(Task objective) Give only the number of lines in the records below that contain the word "размерами".

(Recorded data)
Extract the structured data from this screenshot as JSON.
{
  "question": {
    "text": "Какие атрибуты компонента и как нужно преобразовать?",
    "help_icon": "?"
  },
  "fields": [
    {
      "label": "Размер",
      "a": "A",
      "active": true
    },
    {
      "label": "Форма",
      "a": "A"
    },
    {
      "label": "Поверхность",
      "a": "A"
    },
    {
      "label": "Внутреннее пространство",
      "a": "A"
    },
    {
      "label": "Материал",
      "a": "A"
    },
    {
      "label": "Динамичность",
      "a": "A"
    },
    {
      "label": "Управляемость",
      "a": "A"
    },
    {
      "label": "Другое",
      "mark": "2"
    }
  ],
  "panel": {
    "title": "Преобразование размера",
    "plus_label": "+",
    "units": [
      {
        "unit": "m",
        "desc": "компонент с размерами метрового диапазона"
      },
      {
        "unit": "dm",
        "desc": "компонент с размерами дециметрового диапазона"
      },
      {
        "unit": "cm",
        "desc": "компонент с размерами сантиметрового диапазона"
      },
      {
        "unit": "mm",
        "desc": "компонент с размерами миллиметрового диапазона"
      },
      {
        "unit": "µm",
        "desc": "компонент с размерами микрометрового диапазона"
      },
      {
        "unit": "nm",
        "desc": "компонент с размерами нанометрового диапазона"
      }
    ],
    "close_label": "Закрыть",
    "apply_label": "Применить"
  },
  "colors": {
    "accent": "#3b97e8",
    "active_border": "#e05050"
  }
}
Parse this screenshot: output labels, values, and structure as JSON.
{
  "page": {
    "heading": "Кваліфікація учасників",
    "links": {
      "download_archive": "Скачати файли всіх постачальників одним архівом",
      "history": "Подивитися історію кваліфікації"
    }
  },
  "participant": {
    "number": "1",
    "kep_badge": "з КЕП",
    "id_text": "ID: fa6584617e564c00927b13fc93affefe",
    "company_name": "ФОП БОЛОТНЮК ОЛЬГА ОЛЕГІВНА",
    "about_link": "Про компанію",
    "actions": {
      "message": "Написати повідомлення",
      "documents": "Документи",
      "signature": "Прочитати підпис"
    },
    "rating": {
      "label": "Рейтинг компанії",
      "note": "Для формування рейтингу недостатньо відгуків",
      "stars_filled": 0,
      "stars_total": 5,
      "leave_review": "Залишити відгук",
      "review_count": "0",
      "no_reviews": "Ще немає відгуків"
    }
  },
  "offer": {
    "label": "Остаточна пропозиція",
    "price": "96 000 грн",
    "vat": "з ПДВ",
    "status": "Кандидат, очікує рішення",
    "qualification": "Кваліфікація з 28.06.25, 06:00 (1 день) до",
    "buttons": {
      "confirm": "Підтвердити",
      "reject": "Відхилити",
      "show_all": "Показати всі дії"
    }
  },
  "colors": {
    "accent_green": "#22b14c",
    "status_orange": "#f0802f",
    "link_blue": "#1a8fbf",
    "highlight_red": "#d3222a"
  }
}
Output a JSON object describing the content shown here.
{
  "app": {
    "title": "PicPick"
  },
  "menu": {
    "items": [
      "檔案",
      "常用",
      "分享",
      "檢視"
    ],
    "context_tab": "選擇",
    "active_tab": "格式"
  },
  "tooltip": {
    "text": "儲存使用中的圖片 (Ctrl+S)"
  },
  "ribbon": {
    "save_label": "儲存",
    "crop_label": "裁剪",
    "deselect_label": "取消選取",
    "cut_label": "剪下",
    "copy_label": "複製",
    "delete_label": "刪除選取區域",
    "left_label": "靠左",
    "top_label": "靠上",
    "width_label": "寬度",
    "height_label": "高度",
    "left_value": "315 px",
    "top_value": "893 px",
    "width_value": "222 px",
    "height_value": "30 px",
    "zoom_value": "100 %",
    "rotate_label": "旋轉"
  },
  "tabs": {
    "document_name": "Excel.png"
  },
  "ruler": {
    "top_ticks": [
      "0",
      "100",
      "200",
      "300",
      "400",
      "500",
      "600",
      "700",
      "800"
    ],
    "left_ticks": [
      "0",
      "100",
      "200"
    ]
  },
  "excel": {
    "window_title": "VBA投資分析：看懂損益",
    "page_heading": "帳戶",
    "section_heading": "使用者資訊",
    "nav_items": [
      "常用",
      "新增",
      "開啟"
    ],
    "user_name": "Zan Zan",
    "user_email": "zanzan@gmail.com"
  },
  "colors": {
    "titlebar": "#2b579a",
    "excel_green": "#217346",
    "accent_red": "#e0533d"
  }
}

(Answer section) 6